What they're doing is they're allowing customers to own and receive their very own “share” of the catch direct from their crew of personal lobsterman. This model is very similar to CSAs, which is a popular way for consumers to buy local, seasonal food directly from a farmer. We're in a global trend where a lot of people want to know local food comes from. We're in a social media culture where we also want to know who butchers it, grows it, farms it, catches it. The Ready Brothers understand this. That's where they bring the "personal" in. For example, they offer a "Premium Partnership, where you actually own a lobster trap in Maine and all of its catch for the entire year to be shipped to any destination of our choice, or a 'Lobster Share' entitling you to a gourmet dinner for four delivered anywhere in the country." Their promise entails: "Most importantly, we are bringing you closer to the dock allowing us to sell direct so that we as lobsterman earn a premium and effectively preserve the traditional working waterfront."
This more than anything, makes them my heroes. We have a lobstering industry that is breaking its back. There are plenty of lobsters to be caught, but Perfect Storm of a double dip recession, encroaching government regulations, an exorbitant rise in bait/fuel and shockingly low (some say price fixed) boat prices are devastating the livelihood of so many of our lobster fishermen.

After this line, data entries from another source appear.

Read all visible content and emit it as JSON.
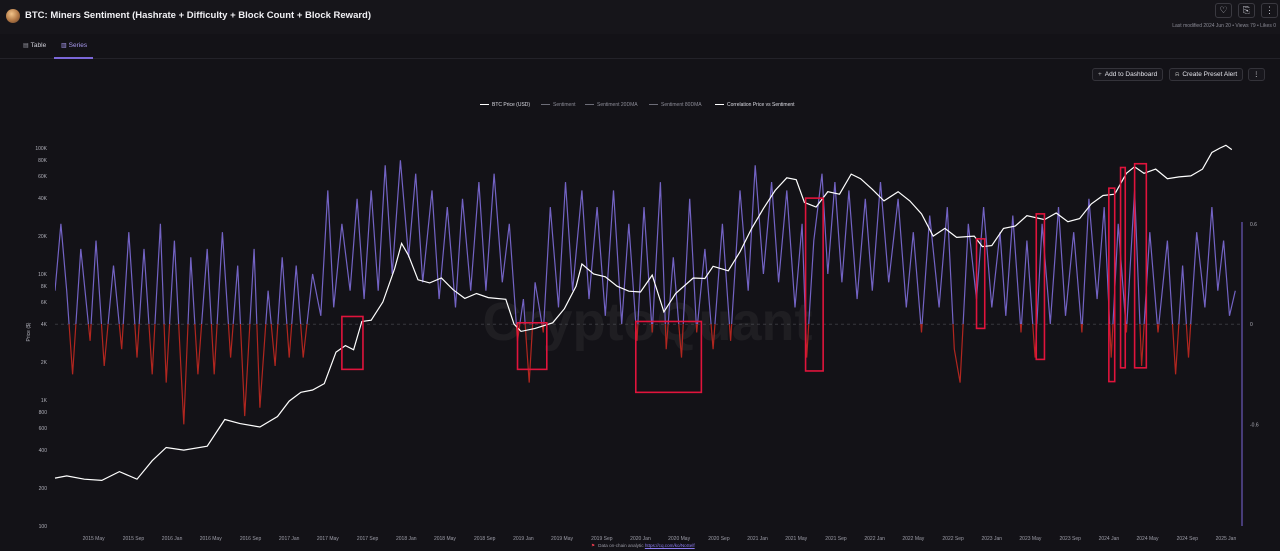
{
  "header": {
    "title": "BTC: Miners Sentiment (Hashrate + Difficulty + Block Count + Block Reward)",
    "meta": "Last modified 2024 Jun 20 • Views 79 • Likes 0",
    "favorite_icon": "heart-icon",
    "save_icon": "bookmark-icon",
    "more_icon": "more-vertical-icon"
  },
  "tabs": [
    {
      "label": "Table",
      "icon": "table-icon",
      "active": false
    },
    {
      "label": "Series",
      "icon": "chart-icon",
      "active": true
    }
  ],
  "toolbar": {
    "add_dashboard": "Add to Dashboard",
    "create_alert": "Create Preset Alert"
  },
  "footer": {
    "text": "Data on-chain analytic",
    "link": "https://cq.com/ko/NoSelf"
  },
  "watermark": "CryptoQuant",
  "colors": {
    "background": "#131217",
    "price_line": "#ffffff",
    "sentiment_positive": "#7363c4",
    "sentiment_negative": "#b1261f",
    "highlight_box": "#e0143c",
    "accent": "#7b67d9"
  },
  "chart_data": {
    "type": "line",
    "legend": [
      {
        "name": "BTC Price (USD)",
        "color": "#ffffff"
      },
      {
        "name": "Sentiment",
        "color": "#6d6d78"
      },
      {
        "name": "Sentiment 20DMA",
        "color": "#6d6d78"
      },
      {
        "name": "Sentiment 80DMA",
        "color": "#6d6d78"
      },
      {
        "name": "Correlation Price vs Sentiment",
        "color": "#ffffff"
      }
    ],
    "ylabel": "Price ($)",
    "yscale": "log",
    "ylim": [
      100,
      120000
    ],
    "y_ticks": [
      "100K",
      "80K",
      "60K",
      "40K",
      "20K",
      "10K",
      "8K",
      "6K",
      "4K",
      "2K",
      "1K",
      "800",
      "600",
      "400",
      "200",
      "100"
    ],
    "y_tick_values": [
      100000,
      80000,
      60000,
      40000,
      20000,
      10000,
      8000,
      6000,
      4000,
      2000,
      1000,
      800,
      600,
      400,
      200,
      100
    ],
    "right_ticks": [
      "0.6",
      "0",
      "-0.6"
    ],
    "right_tick_values": [
      0.6,
      0,
      -0.6
    ],
    "right_ylim": [
      -1,
      1
    ],
    "x_ticks": [
      "2015 May",
      "2015 Sep",
      "2016 Jan",
      "2016 May",
      "2016 Sep",
      "2017 Jan",
      "2017 May",
      "2017 Sep",
      "2018 Jan",
      "2018 May",
      "2018 Sep",
      "2019 Jan",
      "2019 May",
      "2019 Sep",
      "2020 Jan",
      "2020 May",
      "2020 Sep",
      "2021 Jan",
      "2021 May",
      "2021 Sep",
      "2022 Jan",
      "2022 May",
      "2022 Sep",
      "2023 Jan",
      "2023 May",
      "2023 Sep",
      "2024 Jan",
      "2024 May",
      "2024 Sep",
      "2025 Jan"
    ],
    "x_tick_values": [
      2015.33,
      2015.67,
      2016.0,
      2016.33,
      2016.67,
      2017.0,
      2017.33,
      2017.67,
      2018.0,
      2018.33,
      2018.67,
      2019.0,
      2019.33,
      2019.67,
      2020.0,
      2020.33,
      2020.67,
      2021.0,
      2021.33,
      2021.67,
      2022.0,
      2022.33,
      2022.67,
      2023.0,
      2023.33,
      2023.67,
      2024.0,
      2024.33,
      2024.67,
      2025.0
    ],
    "xlim": [
      2015.0,
      2025.12
    ],
    "price_series": [
      [
        2015.0,
        240
      ],
      [
        2015.1,
        250
      ],
      [
        2015.25,
        235
      ],
      [
        2015.4,
        230
      ],
      [
        2015.55,
        270
      ],
      [
        2015.7,
        235
      ],
      [
        2015.83,
        330
      ],
      [
        2015.95,
        420
      ],
      [
        2016.1,
        400
      ],
      [
        2016.3,
        430
      ],
      [
        2016.45,
        700
      ],
      [
        2016.58,
        650
      ],
      [
        2016.75,
        610
      ],
      [
        2016.9,
        740
      ],
      [
        2017.0,
        980
      ],
      [
        2017.1,
        1150
      ],
      [
        2017.2,
        1200
      ],
      [
        2017.3,
        1350
      ],
      [
        2017.4,
        2400
      ],
      [
        2017.48,
        2700
      ],
      [
        2017.55,
        2500
      ],
      [
        2017.62,
        4200
      ],
      [
        2017.7,
        4300
      ],
      [
        2017.8,
        6000
      ],
      [
        2017.9,
        11000
      ],
      [
        2017.96,
        17500
      ],
      [
        2018.02,
        14000
      ],
      [
        2018.1,
        9000
      ],
      [
        2018.2,
        8500
      ],
      [
        2018.3,
        9300
      ],
      [
        2018.4,
        7500
      ],
      [
        2018.5,
        6400
      ],
      [
        2018.6,
        7000
      ],
      [
        2018.7,
        6500
      ],
      [
        2018.85,
        6300
      ],
      [
        2018.92,
        4000
      ],
      [
        2018.98,
        3500
      ],
      [
        2019.1,
        3700
      ],
      [
        2019.25,
        4100
      ],
      [
        2019.35,
        5300
      ],
      [
        2019.45,
        8000
      ],
      [
        2019.5,
        12000
      ],
      [
        2019.6,
        10000
      ],
      [
        2019.7,
        9500
      ],
      [
        2019.8,
        8000
      ],
      [
        2019.9,
        7300
      ],
      [
        2020.0,
        7200
      ],
      [
        2020.1,
        9800
      ],
      [
        2020.2,
        5000
      ],
      [
        2020.3,
        7000
      ],
      [
        2020.45,
        9300
      ],
      [
        2020.55,
        9200
      ],
      [
        2020.62,
        11500
      ],
      [
        2020.75,
        10600
      ],
      [
        2020.85,
        15000
      ],
      [
        2020.95,
        23000
      ],
      [
        2021.05,
        33000
      ],
      [
        2021.15,
        46000
      ],
      [
        2021.25,
        58000
      ],
      [
        2021.33,
        56000
      ],
      [
        2021.4,
        37000
      ],
      [
        2021.5,
        34000
      ],
      [
        2021.6,
        45000
      ],
      [
        2021.7,
        43000
      ],
      [
        2021.8,
        62000
      ],
      [
        2021.88,
        57000
      ],
      [
        2021.98,
        47000
      ],
      [
        2022.08,
        38000
      ],
      [
        2022.2,
        45000
      ],
      [
        2022.3,
        38000
      ],
      [
        2022.4,
        30000
      ],
      [
        2022.5,
        20000
      ],
      [
        2022.6,
        23000
      ],
      [
        2022.7,
        19500
      ],
      [
        2022.85,
        20000
      ],
      [
        2022.92,
        16500
      ],
      [
        2023.0,
        16800
      ],
      [
        2023.1,
        23000
      ],
      [
        2023.2,
        24000
      ],
      [
        2023.3,
        29000
      ],
      [
        2023.45,
        27000
      ],
      [
        2023.55,
        30500
      ],
      [
        2023.65,
        26000
      ],
      [
        2023.75,
        27500
      ],
      [
        2023.85,
        36000
      ],
      [
        2023.95,
        42000
      ],
      [
        2024.05,
        43000
      ],
      [
        2024.15,
        63000
      ],
      [
        2024.22,
        71000
      ],
      [
        2024.3,
        63000
      ],
      [
        2024.4,
        68000
      ],
      [
        2024.5,
        57000
      ],
      [
        2024.6,
        59000
      ],
      [
        2024.7,
        60000
      ],
      [
        2024.8,
        68000
      ],
      [
        2024.88,
        92000
      ],
      [
        2024.95,
        100000
      ],
      [
        2025.0,
        105000
      ],
      [
        2025.05,
        97000
      ]
    ],
    "sentiment_series": [
      [
        2015.0,
        0.2
      ],
      [
        2015.05,
        0.6
      ],
      [
        2015.1,
        0.2
      ],
      [
        2015.15,
        -0.3
      ],
      [
        2015.22,
        0.45
      ],
      [
        2015.3,
        -0.1
      ],
      [
        2015.35,
        0.5
      ],
      [
        2015.42,
        -0.25
      ],
      [
        2015.5,
        0.35
      ],
      [
        2015.57,
        -0.15
      ],
      [
        2015.63,
        0.55
      ],
      [
        2015.7,
        -0.2
      ],
      [
        2015.76,
        0.45
      ],
      [
        2015.83,
        -0.3
      ],
      [
        2015.9,
        0.6
      ],
      [
        2015.95,
        -0.35
      ],
      [
        2016.02,
        0.5
      ],
      [
        2016.1,
        -0.6
      ],
      [
        2016.16,
        0.4
      ],
      [
        2016.22,
        -0.3
      ],
      [
        2016.3,
        0.45
      ],
      [
        2016.36,
        -0.3
      ],
      [
        2016.43,
        0.55
      ],
      [
        2016.5,
        -0.2
      ],
      [
        2016.56,
        0.35
      ],
      [
        2016.62,
        -0.55
      ],
      [
        2016.7,
        0.45
      ],
      [
        2016.75,
        -0.5
      ],
      [
        2016.82,
        0.2
      ],
      [
        2016.88,
        -0.25
      ],
      [
        2016.94,
        0.4
      ],
      [
        2017.0,
        -0.2
      ],
      [
        2017.06,
        0.35
      ],
      [
        2017.12,
        -0.2
      ],
      [
        2017.2,
        0.3
      ],
      [
        2017.27,
        0.05
      ],
      [
        2017.33,
        0.8
      ],
      [
        2017.38,
        0.1
      ],
      [
        2017.45,
        0.6
      ],
      [
        2017.52,
        0.2
      ],
      [
        2017.58,
        0.75
      ],
      [
        2017.64,
        0.15
      ],
      [
        2017.7,
        0.8
      ],
      [
        2017.76,
        0.2
      ],
      [
        2017.82,
        0.95
      ],
      [
        2017.88,
        0.3
      ],
      [
        2017.95,
        0.98
      ],
      [
        2018.02,
        0.4
      ],
      [
        2018.08,
        0.9
      ],
      [
        2018.14,
        0.25
      ],
      [
        2018.22,
        0.8
      ],
      [
        2018.28,
        0.15
      ],
      [
        2018.35,
        0.7
      ],
      [
        2018.42,
        0.1
      ],
      [
        2018.48,
        0.75
      ],
      [
        2018.55,
        0.2
      ],
      [
        2018.62,
        0.85
      ],
      [
        2018.68,
        0.2
      ],
      [
        2018.75,
        0.9
      ],
      [
        2018.82,
        0.25
      ],
      [
        2018.88,
        0.6
      ],
      [
        2018.95,
        -0.1
      ],
      [
        2019.0,
        0.15
      ],
      [
        2019.05,
        -0.35
      ],
      [
        2019.1,
        0.25
      ],
      [
        2019.17,
        -0.05
      ],
      [
        2019.23,
        0.7
      ],
      [
        2019.3,
        0.1
      ],
      [
        2019.36,
        0.85
      ],
      [
        2019.42,
        0.2
      ],
      [
        2019.5,
        0.8
      ],
      [
        2019.56,
        0.15
      ],
      [
        2019.63,
        0.7
      ],
      [
        2019.7,
        0.05
      ],
      [
        2019.77,
        0.8
      ],
      [
        2019.84,
        0.0
      ],
      [
        2019.9,
        0.6
      ],
      [
        2019.97,
        -0.1
      ],
      [
        2020.03,
        0.7
      ],
      [
        2020.1,
        -0.05
      ],
      [
        2020.17,
        0.85
      ],
      [
        2020.22,
        -0.15
      ],
      [
        2020.28,
        0.4
      ],
      [
        2020.35,
        -0.2
      ],
      [
        2020.42,
        0.75
      ],
      [
        2020.48,
        -0.05
      ],
      [
        2020.55,
        0.45
      ],
      [
        2020.62,
        -0.15
      ],
      [
        2020.7,
        0.6
      ],
      [
        2020.77,
        -0.1
      ],
      [
        2020.85,
        0.8
      ],
      [
        2020.92,
        0.2
      ],
      [
        2020.98,
        0.95
      ],
      [
        2021.05,
        0.3
      ],
      [
        2021.12,
        0.85
      ],
      [
        2021.18,
        0.25
      ],
      [
        2021.25,
        0.8
      ],
      [
        2021.32,
        0.1
      ],
      [
        2021.38,
        0.6
      ],
      [
        2021.42,
        -0.2
      ],
      [
        2021.48,
        0.5
      ],
      [
        2021.55,
        0.9
      ],
      [
        2021.6,
        0.3
      ],
      [
        2021.66,
        0.85
      ],
      [
        2021.72,
        0.25
      ],
      [
        2021.78,
        0.8
      ],
      [
        2021.85,
        0.15
      ],
      [
        2021.92,
        0.75
      ],
      [
        2021.98,
        0.2
      ],
      [
        2022.05,
        0.85
      ],
      [
        2022.12,
        0.25
      ],
      [
        2022.2,
        0.75
      ],
      [
        2022.27,
        0.1
      ],
      [
        2022.33,
        0.55
      ],
      [
        2022.4,
        -0.05
      ],
      [
        2022.47,
        0.65
      ],
      [
        2022.55,
        0.1
      ],
      [
        2022.62,
        0.7
      ],
      [
        2022.68,
        -0.15
      ],
      [
        2022.73,
        -0.35
      ],
      [
        2022.8,
        0.6
      ],
      [
        2022.87,
        0.15
      ],
      [
        2022.93,
        0.7
      ],
      [
        2023.0,
        0.1
      ],
      [
        2023.07,
        0.55
      ],
      [
        2023.12,
        0.05
      ],
      [
        2023.18,
        0.65
      ],
      [
        2023.25,
        -0.05
      ],
      [
        2023.3,
        0.5
      ],
      [
        2023.37,
        -0.2
      ],
      [
        2023.43,
        0.6
      ],
      [
        2023.5,
        0.0
      ],
      [
        2023.57,
        0.7
      ],
      [
        2023.63,
        0.05
      ],
      [
        2023.7,
        0.55
      ],
      [
        2023.77,
        -0.05
      ],
      [
        2023.83,
        0.75
      ],
      [
        2023.9,
        0.15
      ],
      [
        2023.96,
        0.7
      ],
      [
        2024.02,
        -0.2
      ],
      [
        2024.08,
        0.6
      ],
      [
        2024.15,
        -0.05
      ],
      [
        2024.22,
        0.8
      ],
      [
        2024.28,
        -0.25
      ],
      [
        2024.35,
        0.55
      ],
      [
        2024.42,
        -0.05
      ],
      [
        2024.5,
        0.5
      ],
      [
        2024.57,
        -0.3
      ],
      [
        2024.63,
        0.35
      ],
      [
        2024.68,
        -0.2
      ],
      [
        2024.75,
        0.55
      ],
      [
        2024.82,
        0.1
      ],
      [
        2024.88,
        0.7
      ],
      [
        2024.93,
        0.2
      ],
      [
        2024.98,
        0.5
      ],
      [
        2025.03,
        0.05
      ],
      [
        2025.08,
        0.2
      ]
    ],
    "highlight_boxes": [
      {
        "x": [
          2017.45,
          2017.63
        ],
        "price": [
          1750,
          4600
        ]
      },
      {
        "x": [
          2018.95,
          2019.2
        ],
        "price": [
          1750,
          4100
        ]
      },
      {
        "x": [
          2019.96,
          2020.52
        ],
        "price": [
          1150,
          4200
        ]
      },
      {
        "x": [
          2021.41,
          2021.56
        ],
        "price": [
          1700,
          40000
        ]
      },
      {
        "x": [
          2022.87,
          2022.94
        ],
        "price": [
          3700,
          19000
        ]
      },
      {
        "x": [
          2023.38,
          2023.45
        ],
        "price": [
          2100,
          30000
        ]
      },
      {
        "x": [
          2024.0,
          2024.05
        ],
        "price": [
          1400,
          48000
        ]
      },
      {
        "x": [
          2024.1,
          2024.14
        ],
        "price": [
          1800,
          70000
        ]
      },
      {
        "x": [
          2024.22,
          2024.32
        ],
        "price": [
          1800,
          75000
        ]
      }
    ]
  }
}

The rising voices of the lobstering industry have been calling for innovation in terms of branding and marketing and these guys have simply taken what is fascinating (the lives and hard work of lobstermen) and turned it into a viable market.
According to their website:
Catch a Piece of Maine was created, with the help of family, friends, and fellow lobstermen, in part as a response to the financial realities of the lobstering industry and as a means to introduce you to our traditions, trade and the sea. Through Catch a Piece of Maine we have toppled the barriers between lobsterman and consumer, allowing those who love to eat the freshest most delicious lobster a chance to get to know the dedicated lobsterman who harvests their dinner. Bringing the consumer closer to the dock allows us to sell direct so that we as lobsterman earn a premium and effectively preserve the traditional working waterfront.
We as lobsterman are all stewards of the sea; always making sure today’s catch is available for tomorrow’s lobsterman. Our industry exemplifies hard work, tradition, heritage, and sustainability. We pride ourselves on our eco-friendly manner of harvesting, producing little to no by-catch and enforcing strict laws to allow the release of all lobsters too small and too large. Lobstering is hard work and capital intensive, requiring boats that cost as much as a house, on top of equipment, traps and fuel. In the past several years the price of bait and fuel has tripled while we’ve watched our working waterfront slowly disappear.
Stay tuned for more stories of people who exemplify the word True Mainer.
Columns about the sub-culture of lobstering that K. Stephens has collaborated on with Maine lobstermen and guest bloggers.